Competitive forces


Five forces that determine the intrinsic long-run attractiveness of a market or market segment have been identified by Market Research experts. They are:

· Industry competitors
· Potential entrants
· Substitutes
· Buyers and
· Suppliers.

1. Threat of intense segment rivalry—A segment is unattractive if it already contains numerous, strong, or aggressive competitors. It is even more unattractive if it is stable or declining , if plant capacity additions are done in large increments, if fixed costs are high, if exit barriers are high, or if competitors have high stakes in staying in the segment. These conditions will lead to frequent price wars, advertising battles, and new-product introduction, and will make it expensive to compete. The cellular phone market has seen fierce competition due to segment rivalry.

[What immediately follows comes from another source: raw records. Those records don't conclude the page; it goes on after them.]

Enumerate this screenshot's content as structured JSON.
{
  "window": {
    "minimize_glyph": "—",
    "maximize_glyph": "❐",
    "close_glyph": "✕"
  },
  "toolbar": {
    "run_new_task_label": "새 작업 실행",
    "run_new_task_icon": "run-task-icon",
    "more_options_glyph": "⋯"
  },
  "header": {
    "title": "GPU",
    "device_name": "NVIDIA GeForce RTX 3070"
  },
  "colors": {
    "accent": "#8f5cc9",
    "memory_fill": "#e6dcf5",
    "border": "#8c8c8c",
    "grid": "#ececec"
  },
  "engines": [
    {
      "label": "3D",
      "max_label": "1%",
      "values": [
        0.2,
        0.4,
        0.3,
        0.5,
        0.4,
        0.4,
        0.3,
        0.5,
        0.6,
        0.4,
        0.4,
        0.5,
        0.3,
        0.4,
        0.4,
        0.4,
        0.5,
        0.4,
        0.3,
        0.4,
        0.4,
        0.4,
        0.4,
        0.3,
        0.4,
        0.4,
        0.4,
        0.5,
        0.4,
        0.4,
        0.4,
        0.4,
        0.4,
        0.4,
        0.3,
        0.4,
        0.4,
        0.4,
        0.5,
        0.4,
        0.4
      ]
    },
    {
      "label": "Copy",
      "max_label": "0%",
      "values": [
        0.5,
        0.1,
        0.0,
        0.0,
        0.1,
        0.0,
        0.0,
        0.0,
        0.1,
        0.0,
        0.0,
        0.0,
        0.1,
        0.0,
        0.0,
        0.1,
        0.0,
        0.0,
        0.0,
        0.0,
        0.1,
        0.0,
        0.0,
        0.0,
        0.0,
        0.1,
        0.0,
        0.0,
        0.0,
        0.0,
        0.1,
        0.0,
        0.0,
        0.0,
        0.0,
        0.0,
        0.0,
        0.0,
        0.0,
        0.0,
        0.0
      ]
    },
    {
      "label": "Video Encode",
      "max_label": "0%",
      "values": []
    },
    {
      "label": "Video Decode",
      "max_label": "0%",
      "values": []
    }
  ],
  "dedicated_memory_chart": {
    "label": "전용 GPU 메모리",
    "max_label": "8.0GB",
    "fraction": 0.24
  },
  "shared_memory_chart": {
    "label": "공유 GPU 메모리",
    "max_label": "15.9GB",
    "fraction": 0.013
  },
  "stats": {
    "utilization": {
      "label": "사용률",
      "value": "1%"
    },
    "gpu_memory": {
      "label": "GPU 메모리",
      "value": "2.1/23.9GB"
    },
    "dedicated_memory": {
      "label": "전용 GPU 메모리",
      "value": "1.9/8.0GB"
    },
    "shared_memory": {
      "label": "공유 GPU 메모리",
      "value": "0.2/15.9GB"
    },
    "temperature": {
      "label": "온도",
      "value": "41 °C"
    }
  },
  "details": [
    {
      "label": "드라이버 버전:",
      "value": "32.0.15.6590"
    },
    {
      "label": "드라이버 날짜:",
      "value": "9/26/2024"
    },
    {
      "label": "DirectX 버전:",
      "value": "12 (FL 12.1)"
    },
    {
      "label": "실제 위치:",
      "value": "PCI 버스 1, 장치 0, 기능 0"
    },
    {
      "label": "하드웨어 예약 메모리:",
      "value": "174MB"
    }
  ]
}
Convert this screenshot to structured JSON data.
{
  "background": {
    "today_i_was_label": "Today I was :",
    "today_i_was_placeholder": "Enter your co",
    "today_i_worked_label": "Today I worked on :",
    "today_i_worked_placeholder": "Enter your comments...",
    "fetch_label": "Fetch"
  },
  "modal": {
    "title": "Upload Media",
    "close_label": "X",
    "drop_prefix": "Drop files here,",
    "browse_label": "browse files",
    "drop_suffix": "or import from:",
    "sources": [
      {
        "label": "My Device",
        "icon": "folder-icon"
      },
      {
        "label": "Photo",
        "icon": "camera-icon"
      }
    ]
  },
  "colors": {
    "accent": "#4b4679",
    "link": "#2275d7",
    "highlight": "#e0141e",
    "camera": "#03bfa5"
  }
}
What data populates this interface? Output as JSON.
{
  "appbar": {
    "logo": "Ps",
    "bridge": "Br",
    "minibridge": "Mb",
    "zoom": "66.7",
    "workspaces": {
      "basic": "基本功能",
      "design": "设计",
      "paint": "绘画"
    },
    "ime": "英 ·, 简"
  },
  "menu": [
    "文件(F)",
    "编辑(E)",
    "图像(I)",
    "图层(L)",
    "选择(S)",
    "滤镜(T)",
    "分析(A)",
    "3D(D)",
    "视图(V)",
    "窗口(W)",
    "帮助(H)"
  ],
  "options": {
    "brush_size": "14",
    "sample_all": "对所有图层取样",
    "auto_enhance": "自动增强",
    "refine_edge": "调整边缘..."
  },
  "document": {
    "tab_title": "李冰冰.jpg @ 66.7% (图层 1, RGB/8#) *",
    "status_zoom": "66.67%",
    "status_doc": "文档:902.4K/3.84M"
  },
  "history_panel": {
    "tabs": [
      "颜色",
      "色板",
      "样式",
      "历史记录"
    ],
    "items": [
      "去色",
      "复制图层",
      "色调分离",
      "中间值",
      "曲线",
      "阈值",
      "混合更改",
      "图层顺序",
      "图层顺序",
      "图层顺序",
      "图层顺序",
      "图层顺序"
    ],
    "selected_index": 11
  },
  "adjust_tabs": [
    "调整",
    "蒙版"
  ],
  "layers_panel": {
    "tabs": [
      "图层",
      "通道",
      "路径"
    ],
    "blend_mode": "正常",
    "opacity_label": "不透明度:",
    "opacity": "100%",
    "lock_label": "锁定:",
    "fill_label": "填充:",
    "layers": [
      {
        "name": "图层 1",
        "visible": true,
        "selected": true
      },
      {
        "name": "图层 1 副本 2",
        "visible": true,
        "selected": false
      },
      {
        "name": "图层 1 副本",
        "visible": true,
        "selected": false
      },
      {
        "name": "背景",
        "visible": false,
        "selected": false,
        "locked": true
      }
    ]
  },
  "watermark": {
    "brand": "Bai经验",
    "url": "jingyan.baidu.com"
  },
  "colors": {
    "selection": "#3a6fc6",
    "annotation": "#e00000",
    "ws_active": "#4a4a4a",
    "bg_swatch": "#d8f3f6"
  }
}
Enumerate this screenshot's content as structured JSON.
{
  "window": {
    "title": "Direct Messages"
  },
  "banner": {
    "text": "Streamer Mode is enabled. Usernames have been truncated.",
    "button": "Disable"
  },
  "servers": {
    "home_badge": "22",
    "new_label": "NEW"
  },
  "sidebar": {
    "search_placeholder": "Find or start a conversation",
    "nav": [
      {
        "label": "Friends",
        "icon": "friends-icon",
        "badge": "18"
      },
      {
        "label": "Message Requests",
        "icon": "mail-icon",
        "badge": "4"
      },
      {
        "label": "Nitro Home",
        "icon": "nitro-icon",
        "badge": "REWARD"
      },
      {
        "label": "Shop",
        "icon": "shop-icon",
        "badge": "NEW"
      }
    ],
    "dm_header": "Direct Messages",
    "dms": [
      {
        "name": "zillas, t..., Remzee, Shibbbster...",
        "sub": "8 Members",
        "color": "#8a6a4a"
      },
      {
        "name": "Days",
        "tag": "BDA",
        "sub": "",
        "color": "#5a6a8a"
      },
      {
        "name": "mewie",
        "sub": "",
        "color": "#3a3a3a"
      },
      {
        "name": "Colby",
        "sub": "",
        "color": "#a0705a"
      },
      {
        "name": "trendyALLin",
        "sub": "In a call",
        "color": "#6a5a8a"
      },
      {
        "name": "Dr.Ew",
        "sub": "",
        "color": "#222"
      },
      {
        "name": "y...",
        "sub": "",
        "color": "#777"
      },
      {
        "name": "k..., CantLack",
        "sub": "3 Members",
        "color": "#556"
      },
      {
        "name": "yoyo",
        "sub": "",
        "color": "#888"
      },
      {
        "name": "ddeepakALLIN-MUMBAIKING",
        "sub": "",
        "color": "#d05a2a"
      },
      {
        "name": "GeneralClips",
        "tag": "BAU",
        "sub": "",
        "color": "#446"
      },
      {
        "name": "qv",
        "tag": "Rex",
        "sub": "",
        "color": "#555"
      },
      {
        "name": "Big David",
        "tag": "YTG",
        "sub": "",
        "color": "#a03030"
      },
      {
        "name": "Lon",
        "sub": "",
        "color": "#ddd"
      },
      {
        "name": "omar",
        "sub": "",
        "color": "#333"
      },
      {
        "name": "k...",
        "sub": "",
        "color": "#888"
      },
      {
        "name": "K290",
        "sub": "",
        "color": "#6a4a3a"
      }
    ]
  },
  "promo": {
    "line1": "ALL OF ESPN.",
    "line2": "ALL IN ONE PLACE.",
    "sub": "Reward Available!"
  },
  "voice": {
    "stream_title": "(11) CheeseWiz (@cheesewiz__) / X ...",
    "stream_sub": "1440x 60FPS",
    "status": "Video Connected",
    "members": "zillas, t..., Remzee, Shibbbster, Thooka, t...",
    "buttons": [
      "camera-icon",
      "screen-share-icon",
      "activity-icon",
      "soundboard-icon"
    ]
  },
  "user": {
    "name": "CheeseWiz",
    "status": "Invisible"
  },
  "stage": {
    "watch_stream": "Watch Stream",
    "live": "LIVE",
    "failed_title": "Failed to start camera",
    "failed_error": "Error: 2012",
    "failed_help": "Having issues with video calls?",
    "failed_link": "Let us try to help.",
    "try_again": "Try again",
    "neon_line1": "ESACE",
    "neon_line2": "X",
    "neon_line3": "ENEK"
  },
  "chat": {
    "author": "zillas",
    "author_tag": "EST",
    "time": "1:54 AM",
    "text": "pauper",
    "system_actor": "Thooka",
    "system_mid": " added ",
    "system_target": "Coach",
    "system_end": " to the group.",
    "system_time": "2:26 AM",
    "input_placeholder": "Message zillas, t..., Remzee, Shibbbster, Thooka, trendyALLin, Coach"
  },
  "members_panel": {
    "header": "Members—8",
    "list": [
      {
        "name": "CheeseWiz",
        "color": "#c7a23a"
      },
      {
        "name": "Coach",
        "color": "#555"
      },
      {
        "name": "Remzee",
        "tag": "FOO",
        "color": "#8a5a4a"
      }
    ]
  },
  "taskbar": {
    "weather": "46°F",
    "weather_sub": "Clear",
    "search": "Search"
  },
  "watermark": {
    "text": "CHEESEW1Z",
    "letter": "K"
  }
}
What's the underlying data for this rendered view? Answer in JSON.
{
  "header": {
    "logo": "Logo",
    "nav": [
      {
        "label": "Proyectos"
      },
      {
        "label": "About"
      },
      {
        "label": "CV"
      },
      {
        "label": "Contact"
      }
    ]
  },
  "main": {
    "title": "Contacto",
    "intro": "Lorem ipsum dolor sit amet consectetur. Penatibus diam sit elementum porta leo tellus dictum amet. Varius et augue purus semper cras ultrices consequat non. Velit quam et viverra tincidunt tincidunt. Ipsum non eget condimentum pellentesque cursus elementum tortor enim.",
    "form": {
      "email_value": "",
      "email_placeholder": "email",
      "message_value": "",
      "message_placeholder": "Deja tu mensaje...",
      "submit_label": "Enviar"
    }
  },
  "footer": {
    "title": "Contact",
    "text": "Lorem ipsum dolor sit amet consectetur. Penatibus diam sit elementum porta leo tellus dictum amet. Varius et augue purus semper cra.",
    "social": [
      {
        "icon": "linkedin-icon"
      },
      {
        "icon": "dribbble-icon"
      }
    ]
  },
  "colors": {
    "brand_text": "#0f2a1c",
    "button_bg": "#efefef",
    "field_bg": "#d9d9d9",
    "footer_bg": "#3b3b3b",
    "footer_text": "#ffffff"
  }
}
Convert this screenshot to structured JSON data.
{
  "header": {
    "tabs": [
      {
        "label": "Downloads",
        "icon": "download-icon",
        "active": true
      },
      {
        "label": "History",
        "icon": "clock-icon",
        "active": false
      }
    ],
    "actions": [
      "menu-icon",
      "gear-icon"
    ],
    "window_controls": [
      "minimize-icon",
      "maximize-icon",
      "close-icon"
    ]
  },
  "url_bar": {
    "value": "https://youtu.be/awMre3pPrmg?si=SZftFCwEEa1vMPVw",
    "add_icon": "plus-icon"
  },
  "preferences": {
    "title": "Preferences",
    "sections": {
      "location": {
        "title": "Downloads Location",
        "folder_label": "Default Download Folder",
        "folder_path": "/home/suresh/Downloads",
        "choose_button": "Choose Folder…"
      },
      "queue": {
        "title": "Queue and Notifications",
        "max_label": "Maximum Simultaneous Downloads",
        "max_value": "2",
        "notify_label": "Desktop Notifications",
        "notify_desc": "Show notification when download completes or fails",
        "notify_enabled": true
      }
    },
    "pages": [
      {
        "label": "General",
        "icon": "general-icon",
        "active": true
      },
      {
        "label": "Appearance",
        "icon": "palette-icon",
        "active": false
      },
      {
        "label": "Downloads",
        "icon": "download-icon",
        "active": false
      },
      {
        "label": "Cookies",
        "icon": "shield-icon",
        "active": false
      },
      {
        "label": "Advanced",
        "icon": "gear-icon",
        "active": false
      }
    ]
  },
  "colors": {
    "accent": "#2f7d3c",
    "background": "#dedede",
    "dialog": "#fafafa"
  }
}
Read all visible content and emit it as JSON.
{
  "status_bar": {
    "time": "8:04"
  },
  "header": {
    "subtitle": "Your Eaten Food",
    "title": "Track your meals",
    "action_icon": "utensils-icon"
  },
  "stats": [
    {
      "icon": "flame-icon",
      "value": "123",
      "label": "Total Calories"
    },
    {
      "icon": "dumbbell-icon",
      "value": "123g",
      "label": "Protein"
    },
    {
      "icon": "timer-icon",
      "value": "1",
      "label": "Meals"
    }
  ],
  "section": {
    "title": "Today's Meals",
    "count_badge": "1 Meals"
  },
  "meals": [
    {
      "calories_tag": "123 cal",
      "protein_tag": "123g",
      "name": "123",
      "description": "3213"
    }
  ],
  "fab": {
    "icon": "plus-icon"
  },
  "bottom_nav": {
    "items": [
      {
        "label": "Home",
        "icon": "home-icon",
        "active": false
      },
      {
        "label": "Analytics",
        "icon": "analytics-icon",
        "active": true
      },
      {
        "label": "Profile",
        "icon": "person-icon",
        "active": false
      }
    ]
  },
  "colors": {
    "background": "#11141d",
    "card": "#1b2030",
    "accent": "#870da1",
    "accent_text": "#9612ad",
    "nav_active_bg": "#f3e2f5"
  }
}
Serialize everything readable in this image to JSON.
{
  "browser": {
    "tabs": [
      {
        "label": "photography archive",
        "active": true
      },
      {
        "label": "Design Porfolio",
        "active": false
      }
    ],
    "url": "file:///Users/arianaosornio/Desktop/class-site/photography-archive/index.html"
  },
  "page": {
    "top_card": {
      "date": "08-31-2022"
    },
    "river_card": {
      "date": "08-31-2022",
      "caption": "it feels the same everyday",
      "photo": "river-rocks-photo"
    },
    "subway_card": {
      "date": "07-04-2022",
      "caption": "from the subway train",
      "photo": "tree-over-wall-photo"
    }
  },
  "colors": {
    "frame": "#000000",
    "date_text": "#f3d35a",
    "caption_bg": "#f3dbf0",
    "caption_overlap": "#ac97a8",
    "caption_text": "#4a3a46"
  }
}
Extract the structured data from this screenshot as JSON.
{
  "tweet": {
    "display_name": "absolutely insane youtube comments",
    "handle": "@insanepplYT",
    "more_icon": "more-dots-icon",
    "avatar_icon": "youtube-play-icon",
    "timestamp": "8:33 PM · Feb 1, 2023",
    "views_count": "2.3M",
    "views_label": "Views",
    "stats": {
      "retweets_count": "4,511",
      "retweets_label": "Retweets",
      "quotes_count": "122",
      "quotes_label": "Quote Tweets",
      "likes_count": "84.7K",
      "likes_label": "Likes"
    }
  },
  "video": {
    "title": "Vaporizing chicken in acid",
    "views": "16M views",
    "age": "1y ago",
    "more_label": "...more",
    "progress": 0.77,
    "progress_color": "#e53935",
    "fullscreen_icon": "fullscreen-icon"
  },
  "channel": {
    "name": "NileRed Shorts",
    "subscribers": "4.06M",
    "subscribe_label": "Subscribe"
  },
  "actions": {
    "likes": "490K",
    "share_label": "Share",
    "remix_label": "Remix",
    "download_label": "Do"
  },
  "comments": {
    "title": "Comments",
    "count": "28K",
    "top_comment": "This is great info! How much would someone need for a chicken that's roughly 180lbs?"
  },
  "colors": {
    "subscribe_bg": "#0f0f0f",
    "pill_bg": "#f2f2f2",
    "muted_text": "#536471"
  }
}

2. Threat of new entrants—A Segment’s attractiveness varies with the height of its entry and exit barriers. The most attractive segment is one in which entry barriers are high and exit barriers are low. Few new firms can enter the industry, and poor-performing firms can easily exit. When both entry and exit barriers are high, profit potential is high, but firms face more risk because poorer performing firms stay in and fight it out. When both entry and exit barriers are low, firms easily enter and leave the industry and the returns are stable and low. The worst case is when entry barriers are low and exit barriers are high: Here firms enter during good times but times but find it hard to leave during bad times. The result is chronic overcapacity and depressed earnings for all. The airline industry has low entry barriers but high exit barriers, leaving all the companies struggling during economic downturns.

3. Threat of substitute products—A Segment is unattractive when there are actual or potential substitutes for the product. Substitutes place a limit on prices and on profits. The company has to monitor price trends closely. If technology advances or competition increases in these substitute industries, prices and profits in the segment are likely to fall, Greyhound buses and Amtrak trains have been profitability threatened by the rise of air travel.

4. Threat of buyers’ growing bargaining power—A Segment is unattractive if buyers possess strong or growing bargaining power. The rise of retail giants such as Wal-Mart has led some analysts to conclude that the potential profitability of packaged-goods companies will become curtailed. Buyers’ bargaining power grows when they become more concentrated or organized, when the product represents a significant fraction of the buyers’ costs, when the product is undifferentiated, when the buyers’ switching costs are low, when buyers are price sensitive because of low profits, or when buyers can integrate upstream. To protect themselves, sellers might select buyers who have the least power to negotiate or switch suppliers. A better defense consists of developing superior offers that strong buyers cannot refuse.

5. Threat of suppliers’ growing bargaining power—A Segment is unattractive if the company’s suppliers are able to raise prices or reduce quantity supplied. Oil companies such as Exxon Mobil, Shell, BP, and Chevron-Texacon are at the mercy of the amount of oil reserves and the actions of oil supplying cartels like OPEC. Suppliers tend to be powerful when they are concentrated or organized, when there are few substitutes, when the supplied product is an important input, when the costs of switching suppliers are high, and when the suppliers can integrate downstream. The best defenses are to build win-win relations with suppliers or use multiple supply sources.

The above competitive forces are identified as 5 forces after extensive research over a period of time and identifying practical aspects of some big companies as case studies. The solutions for these forces are briefed above but individual segment force may have to be dealt based on the exact problem encountered.